Date of Award
This systematic review investigated thirteen primary and secondary research studies from the past 20 years to determine the effects of intermittent fasting on chronic disease in adults through evaluation of biological markers pertaining to inflammation, oxidative stress, and the cardiovascular system. The dependent variables examined included heart rate, blood pressure, and cholesterol levels for cardiovascular risk; leptin and TNF-a for inflammatory risk; and F2-Isoprostanes and free radicals for oxidative stress biomarkers. The reviewed studies found that there was a decrease in resting heart rate, systolic and diastolic blood pressure, blood LDL and total cholesterol levels, inflammatory cells, like leptin, TNF-a, and insulin, and oxidative stress (isoprostanes and free radicals); and an increase in HDL cholesterol levels and insulin sensitivity in human and animal subjects engaged in various forms of intermittent fasting. The reviewed effects in both human and animal trials point to beneficial health effects of intermittent fasting in preventing and resisting chronic disease risk factors. In the short-term, it can be implicated that intermittent fasting could be successful in preventing chronic disease from a holistic perspective. This review is limited due to its narrow examination of only thirteen studies, minimal intervention time, and small population size for tested subjects.
Creative Commons License
This work is licensed under a Creative Commons Attribution 4.0 License.

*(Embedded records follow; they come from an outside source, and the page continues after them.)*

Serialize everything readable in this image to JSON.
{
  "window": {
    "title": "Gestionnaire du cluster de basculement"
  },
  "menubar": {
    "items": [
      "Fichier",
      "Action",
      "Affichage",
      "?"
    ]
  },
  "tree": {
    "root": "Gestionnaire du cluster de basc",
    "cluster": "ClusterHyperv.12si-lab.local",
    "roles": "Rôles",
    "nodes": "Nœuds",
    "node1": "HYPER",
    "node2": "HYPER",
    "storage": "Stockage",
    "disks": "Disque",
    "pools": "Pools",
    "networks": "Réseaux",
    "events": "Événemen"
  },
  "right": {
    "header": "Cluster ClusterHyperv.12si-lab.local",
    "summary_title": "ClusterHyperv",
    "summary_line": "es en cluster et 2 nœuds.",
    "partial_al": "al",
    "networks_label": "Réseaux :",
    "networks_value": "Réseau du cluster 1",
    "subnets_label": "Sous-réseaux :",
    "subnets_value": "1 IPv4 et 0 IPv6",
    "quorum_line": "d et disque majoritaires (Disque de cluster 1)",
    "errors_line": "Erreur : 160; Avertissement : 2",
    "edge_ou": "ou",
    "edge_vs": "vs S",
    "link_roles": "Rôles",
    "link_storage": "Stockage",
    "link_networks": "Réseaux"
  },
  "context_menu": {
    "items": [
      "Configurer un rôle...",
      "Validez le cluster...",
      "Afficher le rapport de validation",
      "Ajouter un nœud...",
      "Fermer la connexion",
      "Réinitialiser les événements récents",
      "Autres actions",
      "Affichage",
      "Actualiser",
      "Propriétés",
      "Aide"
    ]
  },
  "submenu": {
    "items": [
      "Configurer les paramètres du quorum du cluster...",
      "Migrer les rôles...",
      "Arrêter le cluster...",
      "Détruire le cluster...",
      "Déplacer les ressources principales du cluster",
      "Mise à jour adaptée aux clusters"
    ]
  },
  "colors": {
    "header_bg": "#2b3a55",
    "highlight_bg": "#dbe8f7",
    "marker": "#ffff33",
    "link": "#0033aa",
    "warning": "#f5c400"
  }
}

Teeters, Brendan, "The Effects of Intermittent Fasting on Chronic Disease in Adults: A Systematic Review" (2019). Undergraduate Honors Theses. 35.